Today I picked up some new stock for my planted 30 gallon sorority from my local petsmart. My haul included 5 black neon tetras, two mystery snails (one ivory, one blue), and 3 ghost shrimp. My hope is to add more to this group once this first group finishes it’s quarantine. I felt this was a great opportunity to talk about quarantine and how to set up a QT tank.
QT means quarantine in the hobby. It is probably the most important thing you need to do when keeping fish. Anything new, be it fish, invertebrate, or plant should be quarantined away from your stock for a period of at least two weeks. Personally I try to go at least 3-4 weeks before integrating any new animals into my tanks. Plants can be dipped in a light bleach solution or potassium permanganate to kill any bugs so QT is much easier to do with them but still important! Skipping this step could be the difference between a thriving tank and one that is taken down by illness.
Most people hear this but still end up having to learn it the hard way. I was one of those people. I foolishly added a shoal of neon tetras to my 29 gallon planted tank without quarantining them. In less than a week my entire tank had gone belly up. Out of around 10 female bettas only one survived, none of the neons survived, and I ended up taking the whole tank down to disinfect. Once you go through an ordeal like that you learn just how important it is to make sure your new stock is healthy before letting it come into contact with your existing stock.

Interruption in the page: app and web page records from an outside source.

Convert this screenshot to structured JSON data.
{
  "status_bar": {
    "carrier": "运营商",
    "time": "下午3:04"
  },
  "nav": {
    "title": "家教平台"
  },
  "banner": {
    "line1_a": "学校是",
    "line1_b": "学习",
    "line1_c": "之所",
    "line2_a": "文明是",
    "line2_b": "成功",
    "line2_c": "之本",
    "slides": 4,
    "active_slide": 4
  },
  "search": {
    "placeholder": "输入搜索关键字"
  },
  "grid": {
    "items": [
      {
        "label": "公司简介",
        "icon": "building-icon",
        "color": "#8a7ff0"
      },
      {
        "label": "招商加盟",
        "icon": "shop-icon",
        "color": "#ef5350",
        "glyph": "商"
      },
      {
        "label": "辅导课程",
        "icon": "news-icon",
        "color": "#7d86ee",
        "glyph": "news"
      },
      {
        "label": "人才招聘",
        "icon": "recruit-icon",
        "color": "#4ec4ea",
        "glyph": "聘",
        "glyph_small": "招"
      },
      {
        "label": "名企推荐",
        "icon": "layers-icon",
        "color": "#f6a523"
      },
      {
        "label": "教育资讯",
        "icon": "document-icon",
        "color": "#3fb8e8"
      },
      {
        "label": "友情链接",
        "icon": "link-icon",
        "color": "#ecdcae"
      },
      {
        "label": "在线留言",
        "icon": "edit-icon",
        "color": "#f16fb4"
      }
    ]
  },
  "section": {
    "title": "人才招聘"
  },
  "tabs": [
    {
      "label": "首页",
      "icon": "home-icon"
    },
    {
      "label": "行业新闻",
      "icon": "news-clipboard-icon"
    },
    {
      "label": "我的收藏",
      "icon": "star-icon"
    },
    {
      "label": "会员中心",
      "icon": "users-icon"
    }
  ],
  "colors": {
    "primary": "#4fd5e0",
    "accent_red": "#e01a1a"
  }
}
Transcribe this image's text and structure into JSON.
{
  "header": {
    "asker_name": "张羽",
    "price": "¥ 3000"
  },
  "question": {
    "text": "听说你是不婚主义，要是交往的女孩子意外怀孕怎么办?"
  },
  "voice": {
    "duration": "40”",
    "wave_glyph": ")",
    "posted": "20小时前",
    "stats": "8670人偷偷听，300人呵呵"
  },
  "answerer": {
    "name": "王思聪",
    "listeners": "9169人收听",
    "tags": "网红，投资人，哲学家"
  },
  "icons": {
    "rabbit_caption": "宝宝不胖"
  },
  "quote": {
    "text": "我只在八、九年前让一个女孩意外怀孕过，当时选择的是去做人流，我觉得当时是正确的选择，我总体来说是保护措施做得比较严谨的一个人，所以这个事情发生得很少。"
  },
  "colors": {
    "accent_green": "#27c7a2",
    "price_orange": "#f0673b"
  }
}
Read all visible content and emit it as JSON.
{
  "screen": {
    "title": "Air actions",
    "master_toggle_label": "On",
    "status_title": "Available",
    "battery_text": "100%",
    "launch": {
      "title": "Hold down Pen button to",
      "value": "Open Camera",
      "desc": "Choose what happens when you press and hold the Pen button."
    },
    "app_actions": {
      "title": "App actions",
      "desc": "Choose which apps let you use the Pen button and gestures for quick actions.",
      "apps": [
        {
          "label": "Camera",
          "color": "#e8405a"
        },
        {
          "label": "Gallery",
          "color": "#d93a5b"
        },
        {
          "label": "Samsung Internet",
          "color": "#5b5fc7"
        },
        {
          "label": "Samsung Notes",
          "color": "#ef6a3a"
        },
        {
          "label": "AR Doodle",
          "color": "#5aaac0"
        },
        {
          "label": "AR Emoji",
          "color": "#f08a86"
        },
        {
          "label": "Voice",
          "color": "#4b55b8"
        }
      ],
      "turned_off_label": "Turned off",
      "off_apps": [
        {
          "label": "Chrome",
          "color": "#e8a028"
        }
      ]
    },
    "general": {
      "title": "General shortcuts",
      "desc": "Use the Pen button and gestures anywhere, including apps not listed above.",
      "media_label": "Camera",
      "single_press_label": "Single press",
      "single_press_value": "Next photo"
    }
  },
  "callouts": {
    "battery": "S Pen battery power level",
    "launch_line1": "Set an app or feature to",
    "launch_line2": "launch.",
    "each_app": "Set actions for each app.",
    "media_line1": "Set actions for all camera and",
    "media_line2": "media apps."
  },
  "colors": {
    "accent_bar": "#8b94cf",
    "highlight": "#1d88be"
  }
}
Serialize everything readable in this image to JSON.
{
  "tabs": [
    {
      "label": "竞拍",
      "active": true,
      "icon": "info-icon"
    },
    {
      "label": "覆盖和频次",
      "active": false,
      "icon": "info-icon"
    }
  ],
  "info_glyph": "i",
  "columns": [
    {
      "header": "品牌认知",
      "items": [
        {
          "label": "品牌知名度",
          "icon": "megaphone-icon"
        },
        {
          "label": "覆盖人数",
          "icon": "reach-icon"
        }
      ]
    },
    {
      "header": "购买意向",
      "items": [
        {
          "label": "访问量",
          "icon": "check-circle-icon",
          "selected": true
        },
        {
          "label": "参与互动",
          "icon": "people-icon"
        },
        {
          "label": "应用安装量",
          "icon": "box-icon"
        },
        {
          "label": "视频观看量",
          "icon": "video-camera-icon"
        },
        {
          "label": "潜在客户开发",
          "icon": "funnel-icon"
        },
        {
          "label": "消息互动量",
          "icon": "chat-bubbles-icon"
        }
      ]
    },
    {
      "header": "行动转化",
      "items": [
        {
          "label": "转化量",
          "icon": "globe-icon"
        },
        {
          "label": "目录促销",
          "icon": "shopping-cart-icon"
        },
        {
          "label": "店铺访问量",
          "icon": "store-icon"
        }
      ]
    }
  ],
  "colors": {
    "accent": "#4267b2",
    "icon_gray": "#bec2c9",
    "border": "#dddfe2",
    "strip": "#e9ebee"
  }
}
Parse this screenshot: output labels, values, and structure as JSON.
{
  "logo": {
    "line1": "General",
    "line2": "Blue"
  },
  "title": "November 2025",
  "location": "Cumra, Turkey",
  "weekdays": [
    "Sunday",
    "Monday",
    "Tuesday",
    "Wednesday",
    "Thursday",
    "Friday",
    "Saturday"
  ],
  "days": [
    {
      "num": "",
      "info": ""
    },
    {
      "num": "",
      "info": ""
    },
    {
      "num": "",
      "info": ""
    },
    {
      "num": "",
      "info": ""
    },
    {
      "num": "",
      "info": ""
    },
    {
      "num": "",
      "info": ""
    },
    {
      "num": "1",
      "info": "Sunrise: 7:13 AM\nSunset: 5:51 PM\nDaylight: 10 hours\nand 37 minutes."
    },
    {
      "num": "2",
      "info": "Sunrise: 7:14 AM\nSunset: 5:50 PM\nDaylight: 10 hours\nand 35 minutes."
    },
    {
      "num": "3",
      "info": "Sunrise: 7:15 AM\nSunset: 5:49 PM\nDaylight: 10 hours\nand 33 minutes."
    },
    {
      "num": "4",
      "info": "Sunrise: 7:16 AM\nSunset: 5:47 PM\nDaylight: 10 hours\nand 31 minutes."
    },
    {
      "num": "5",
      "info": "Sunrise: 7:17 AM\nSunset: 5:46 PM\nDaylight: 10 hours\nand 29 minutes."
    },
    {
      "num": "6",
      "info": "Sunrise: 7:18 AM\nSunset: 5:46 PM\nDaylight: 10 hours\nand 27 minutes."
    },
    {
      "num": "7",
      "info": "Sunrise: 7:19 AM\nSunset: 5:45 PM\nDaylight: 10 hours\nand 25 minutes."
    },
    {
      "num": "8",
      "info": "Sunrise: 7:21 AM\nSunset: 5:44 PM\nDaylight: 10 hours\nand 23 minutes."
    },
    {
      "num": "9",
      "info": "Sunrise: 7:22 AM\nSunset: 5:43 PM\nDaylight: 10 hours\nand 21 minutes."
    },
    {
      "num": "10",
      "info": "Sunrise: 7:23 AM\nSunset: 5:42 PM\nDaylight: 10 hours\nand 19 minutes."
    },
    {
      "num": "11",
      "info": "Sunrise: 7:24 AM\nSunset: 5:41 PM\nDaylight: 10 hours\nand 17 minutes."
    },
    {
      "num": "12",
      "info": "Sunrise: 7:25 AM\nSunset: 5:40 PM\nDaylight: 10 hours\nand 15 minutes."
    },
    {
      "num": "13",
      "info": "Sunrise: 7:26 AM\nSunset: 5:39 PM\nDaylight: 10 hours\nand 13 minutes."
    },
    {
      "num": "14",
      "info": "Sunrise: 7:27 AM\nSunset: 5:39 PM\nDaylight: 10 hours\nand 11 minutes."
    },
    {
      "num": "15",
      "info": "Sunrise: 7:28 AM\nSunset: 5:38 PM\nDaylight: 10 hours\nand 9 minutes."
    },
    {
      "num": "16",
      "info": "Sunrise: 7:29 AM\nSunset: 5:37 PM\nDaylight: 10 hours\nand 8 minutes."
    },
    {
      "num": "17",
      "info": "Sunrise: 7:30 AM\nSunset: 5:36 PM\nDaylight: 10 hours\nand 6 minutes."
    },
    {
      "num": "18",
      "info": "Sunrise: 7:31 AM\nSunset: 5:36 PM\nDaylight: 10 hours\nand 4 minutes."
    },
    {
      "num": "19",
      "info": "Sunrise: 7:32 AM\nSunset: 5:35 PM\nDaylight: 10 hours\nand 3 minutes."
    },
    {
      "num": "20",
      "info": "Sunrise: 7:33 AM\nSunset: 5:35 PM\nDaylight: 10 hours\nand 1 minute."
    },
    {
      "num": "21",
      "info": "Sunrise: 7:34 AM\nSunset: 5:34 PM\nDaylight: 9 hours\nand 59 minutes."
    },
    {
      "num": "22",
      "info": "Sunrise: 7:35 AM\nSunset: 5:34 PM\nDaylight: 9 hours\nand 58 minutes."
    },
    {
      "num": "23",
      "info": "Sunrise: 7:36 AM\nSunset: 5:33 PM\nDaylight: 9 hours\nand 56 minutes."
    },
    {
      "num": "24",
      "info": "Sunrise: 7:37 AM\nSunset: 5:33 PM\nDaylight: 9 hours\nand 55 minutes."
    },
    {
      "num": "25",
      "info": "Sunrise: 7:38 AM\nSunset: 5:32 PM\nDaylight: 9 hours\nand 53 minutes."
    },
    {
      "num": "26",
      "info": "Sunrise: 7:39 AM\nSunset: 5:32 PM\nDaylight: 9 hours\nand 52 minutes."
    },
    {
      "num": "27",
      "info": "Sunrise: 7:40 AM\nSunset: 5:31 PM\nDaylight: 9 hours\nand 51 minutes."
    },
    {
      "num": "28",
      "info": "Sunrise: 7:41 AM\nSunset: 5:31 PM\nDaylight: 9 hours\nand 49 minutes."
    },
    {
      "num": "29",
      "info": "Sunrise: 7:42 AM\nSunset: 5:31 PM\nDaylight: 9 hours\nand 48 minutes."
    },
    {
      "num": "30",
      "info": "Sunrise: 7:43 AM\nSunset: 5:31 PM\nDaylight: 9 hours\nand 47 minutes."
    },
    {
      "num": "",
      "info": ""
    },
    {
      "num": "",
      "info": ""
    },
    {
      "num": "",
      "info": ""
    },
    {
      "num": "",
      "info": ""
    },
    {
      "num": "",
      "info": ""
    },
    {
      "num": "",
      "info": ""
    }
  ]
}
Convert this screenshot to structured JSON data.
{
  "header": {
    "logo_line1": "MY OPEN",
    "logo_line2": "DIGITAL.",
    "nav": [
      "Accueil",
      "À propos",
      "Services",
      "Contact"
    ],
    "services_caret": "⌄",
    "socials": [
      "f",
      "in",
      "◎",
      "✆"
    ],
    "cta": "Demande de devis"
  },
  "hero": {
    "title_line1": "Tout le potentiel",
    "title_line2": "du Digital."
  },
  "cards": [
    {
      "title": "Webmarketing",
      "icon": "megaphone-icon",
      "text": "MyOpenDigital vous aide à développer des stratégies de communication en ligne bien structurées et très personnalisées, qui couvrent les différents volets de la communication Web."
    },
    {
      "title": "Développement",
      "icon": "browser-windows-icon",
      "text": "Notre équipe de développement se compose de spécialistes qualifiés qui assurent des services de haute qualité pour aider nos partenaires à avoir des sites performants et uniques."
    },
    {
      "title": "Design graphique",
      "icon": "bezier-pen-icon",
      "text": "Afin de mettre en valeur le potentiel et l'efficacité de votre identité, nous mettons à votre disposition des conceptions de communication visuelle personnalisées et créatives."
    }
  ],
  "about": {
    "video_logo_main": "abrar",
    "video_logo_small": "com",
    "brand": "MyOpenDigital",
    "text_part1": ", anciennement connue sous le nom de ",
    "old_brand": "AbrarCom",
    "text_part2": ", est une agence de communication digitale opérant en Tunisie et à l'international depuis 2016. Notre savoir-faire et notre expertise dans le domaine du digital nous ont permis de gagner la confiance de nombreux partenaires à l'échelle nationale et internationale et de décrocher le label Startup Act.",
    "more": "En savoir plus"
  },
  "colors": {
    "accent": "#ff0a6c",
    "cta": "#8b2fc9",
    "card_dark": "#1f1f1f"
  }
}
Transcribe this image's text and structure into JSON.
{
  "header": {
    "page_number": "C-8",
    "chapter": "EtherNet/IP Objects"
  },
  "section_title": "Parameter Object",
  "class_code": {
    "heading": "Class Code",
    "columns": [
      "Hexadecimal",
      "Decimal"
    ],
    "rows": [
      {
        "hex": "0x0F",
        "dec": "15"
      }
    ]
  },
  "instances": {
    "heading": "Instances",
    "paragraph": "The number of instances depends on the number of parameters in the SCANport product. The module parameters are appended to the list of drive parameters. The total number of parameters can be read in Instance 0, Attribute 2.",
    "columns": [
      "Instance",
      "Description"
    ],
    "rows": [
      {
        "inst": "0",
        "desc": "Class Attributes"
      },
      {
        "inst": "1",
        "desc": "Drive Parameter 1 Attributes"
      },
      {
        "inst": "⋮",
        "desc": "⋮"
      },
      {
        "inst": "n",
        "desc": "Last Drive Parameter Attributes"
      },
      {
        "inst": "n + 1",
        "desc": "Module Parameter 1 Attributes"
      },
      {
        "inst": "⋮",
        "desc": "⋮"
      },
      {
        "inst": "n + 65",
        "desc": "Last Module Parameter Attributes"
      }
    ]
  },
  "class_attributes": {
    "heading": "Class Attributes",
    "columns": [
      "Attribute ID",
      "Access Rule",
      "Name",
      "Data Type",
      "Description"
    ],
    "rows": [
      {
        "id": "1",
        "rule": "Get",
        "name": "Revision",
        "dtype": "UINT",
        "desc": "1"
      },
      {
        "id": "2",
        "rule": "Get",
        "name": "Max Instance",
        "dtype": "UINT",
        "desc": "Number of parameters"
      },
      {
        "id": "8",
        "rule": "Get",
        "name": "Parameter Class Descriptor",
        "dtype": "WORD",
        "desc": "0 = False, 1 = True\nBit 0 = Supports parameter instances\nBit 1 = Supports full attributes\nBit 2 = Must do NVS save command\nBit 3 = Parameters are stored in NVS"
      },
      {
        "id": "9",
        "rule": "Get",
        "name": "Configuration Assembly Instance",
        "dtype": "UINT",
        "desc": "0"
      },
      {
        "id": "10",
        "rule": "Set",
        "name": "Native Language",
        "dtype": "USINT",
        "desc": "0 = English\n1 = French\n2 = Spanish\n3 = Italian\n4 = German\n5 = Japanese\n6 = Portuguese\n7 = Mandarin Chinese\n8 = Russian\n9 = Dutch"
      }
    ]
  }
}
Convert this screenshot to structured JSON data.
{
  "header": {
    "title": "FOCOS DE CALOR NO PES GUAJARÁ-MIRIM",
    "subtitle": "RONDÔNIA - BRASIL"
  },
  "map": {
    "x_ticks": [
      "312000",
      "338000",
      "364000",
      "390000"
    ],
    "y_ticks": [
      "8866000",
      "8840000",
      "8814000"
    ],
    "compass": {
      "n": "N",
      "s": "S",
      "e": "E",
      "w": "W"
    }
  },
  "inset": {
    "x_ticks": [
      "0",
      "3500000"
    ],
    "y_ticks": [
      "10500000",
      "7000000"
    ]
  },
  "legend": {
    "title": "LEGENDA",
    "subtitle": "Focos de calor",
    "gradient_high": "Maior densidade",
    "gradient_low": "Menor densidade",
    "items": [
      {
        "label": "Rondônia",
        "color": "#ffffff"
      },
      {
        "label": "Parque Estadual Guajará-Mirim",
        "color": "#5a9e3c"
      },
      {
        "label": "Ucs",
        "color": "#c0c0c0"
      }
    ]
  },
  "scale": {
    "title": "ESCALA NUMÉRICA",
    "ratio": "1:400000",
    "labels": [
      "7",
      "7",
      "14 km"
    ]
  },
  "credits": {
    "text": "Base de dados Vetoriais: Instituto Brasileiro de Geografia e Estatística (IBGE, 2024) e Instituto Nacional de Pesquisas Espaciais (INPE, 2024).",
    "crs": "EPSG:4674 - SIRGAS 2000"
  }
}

Now you might say to yourself “I don’t have room for another tank!” but a QT tank is meant to be temporary and very basic. It can be something as simple as a plastic bin which can double as equipment storage when not in use. I perfer to use a glass tank for QT however so I can better judge the health of the fish. My QT tank, and on occasion hospital tank, is a 5 gallon standard glass tank. For a larger group of fish a larger tank would obviously be needed. For my current needs, a 5 gallon suits just dandy.
So what do you need for this QT tank? Like I said before, these are basic, bare bones tanks. Keep it bare bottomed to better judge the health of the fish (you know what this means… poo checks!). A heater, thermometer, some plant cover (live or fake, your decision), and some type of aeration are all you need. Depending on the type of stock you have in the tank you may add some meds such as praziquantel to remove any parasites the animals may have. If you aren’t comfortable with meds, a warm tank with clean water will suffice just fine. To be on the safe side, I recommend QT-ing away from your current stock and do not mix equipment between the QT animals and your animals until the quarantine is complete.
Keep up with routine water changes on this tank for a minimum of two weeks, with a month or longer being preferable. If at the end of your QT period your stock is happy and healthy then you can go about introducing them into your larger tank. But that is a post for another time.
I’ll leave you with a few pictures from today to better give you an idea of my QT set up. Keep your fish safe and just keep swimmin’!